## TASK DIRECTIONS
State how many lines in the listing below contain the word "value", and write nothing else.

--- START ---

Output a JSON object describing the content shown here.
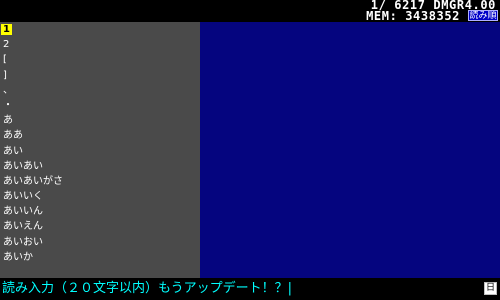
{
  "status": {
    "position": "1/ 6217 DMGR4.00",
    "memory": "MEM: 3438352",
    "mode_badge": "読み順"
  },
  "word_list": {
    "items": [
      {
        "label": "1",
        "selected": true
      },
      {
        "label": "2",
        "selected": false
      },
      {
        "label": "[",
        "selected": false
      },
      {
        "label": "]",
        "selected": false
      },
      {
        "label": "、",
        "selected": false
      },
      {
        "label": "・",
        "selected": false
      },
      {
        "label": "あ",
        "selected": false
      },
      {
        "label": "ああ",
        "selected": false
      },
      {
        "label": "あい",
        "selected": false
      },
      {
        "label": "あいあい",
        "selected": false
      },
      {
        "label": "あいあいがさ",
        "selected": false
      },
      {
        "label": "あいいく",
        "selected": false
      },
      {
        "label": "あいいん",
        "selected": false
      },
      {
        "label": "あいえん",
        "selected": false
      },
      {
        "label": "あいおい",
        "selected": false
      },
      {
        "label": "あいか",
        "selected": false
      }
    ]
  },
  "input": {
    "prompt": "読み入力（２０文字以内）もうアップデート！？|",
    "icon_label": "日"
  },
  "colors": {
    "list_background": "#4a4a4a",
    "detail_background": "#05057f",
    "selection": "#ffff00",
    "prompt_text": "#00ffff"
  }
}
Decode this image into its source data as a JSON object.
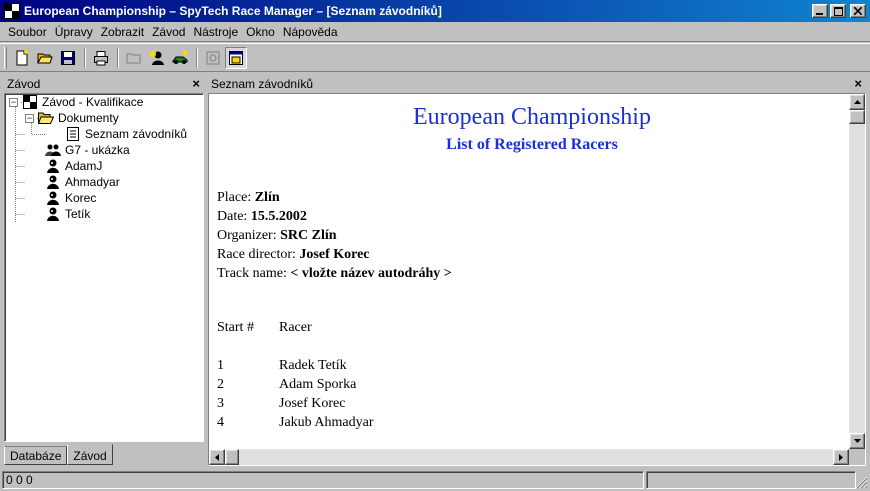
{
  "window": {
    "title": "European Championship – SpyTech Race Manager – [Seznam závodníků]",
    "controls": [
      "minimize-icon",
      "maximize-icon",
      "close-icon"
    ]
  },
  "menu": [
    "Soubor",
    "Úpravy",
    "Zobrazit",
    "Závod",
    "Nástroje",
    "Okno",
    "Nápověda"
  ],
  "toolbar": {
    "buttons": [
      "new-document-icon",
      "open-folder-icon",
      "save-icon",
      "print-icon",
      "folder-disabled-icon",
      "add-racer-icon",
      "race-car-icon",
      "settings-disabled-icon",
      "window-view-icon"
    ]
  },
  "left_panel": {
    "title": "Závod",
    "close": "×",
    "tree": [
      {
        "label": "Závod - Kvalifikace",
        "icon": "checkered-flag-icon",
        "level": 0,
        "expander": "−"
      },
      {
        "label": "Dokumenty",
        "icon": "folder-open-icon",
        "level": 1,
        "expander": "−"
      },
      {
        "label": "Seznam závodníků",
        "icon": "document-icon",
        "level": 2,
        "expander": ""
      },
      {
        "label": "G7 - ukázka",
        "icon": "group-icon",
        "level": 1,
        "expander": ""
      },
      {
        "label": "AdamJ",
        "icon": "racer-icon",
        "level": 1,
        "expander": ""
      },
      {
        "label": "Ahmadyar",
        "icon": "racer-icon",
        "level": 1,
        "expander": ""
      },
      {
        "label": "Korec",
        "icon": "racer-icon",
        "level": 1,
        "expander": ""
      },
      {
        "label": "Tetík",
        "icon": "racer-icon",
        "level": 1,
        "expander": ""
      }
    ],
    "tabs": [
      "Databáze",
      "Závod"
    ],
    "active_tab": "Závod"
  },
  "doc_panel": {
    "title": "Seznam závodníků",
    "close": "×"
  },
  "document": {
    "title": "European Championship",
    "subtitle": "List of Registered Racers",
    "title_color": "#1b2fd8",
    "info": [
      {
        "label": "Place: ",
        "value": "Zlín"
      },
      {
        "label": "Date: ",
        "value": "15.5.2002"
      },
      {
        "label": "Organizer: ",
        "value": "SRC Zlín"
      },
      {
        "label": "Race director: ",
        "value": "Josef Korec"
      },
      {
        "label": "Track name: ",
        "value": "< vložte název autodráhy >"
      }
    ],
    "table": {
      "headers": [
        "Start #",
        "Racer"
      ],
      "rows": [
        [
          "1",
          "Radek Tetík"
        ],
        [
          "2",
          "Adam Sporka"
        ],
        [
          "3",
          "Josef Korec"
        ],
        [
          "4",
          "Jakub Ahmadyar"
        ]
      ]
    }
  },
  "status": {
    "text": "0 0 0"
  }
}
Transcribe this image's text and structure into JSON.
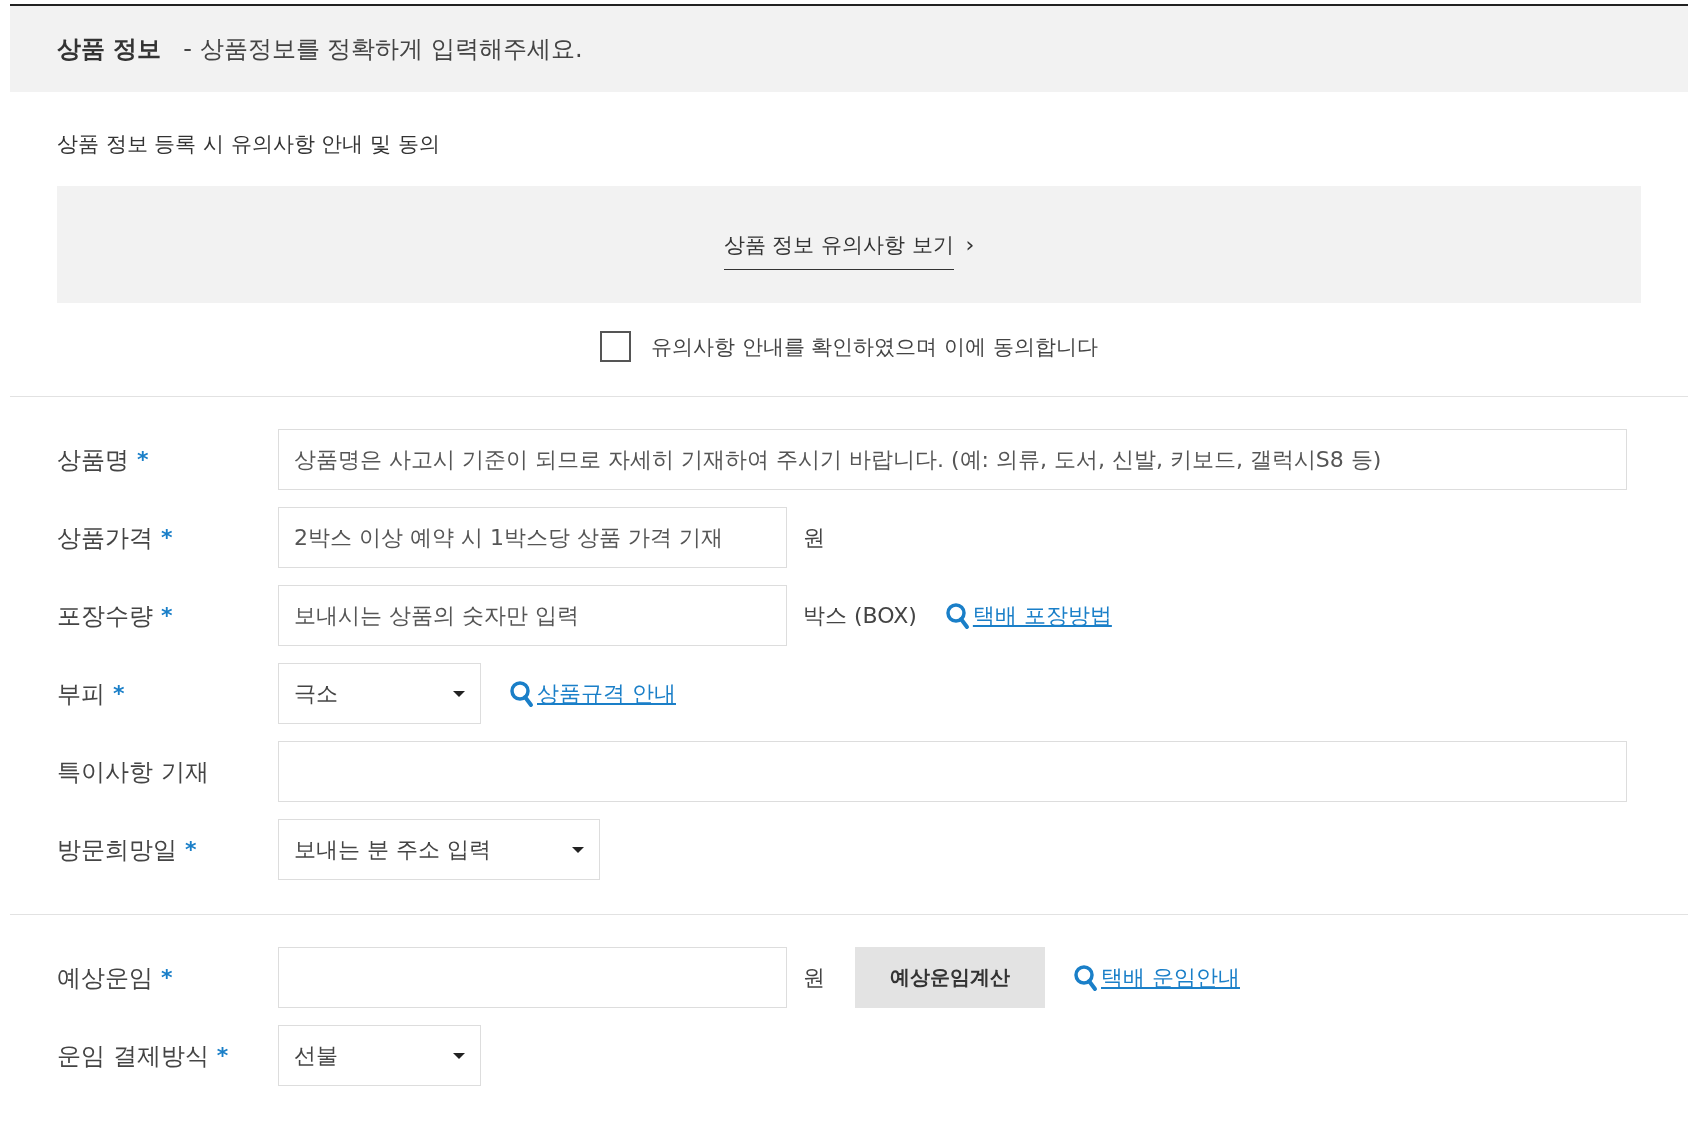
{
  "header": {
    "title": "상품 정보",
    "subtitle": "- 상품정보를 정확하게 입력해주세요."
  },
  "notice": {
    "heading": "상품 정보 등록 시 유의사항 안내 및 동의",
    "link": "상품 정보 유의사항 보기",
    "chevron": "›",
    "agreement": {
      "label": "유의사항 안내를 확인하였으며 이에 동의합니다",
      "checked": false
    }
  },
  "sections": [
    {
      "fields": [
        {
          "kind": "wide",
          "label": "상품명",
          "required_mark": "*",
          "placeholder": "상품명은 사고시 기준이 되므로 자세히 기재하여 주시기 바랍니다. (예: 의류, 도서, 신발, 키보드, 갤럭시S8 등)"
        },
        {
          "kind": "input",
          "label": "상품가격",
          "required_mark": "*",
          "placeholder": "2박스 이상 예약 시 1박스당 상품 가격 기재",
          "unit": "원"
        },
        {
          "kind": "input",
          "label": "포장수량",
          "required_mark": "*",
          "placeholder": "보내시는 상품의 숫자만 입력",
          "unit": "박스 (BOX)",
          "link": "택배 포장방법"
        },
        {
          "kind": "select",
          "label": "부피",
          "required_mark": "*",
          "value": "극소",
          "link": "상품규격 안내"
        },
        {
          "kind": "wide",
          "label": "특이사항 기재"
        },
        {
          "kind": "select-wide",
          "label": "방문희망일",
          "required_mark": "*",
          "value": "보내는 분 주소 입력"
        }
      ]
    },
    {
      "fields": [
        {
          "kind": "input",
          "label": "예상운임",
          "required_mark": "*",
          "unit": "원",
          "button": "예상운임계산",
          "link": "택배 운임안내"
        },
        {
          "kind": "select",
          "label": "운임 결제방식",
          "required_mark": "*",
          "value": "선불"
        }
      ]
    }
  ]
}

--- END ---

## RESPONSE BELOW
8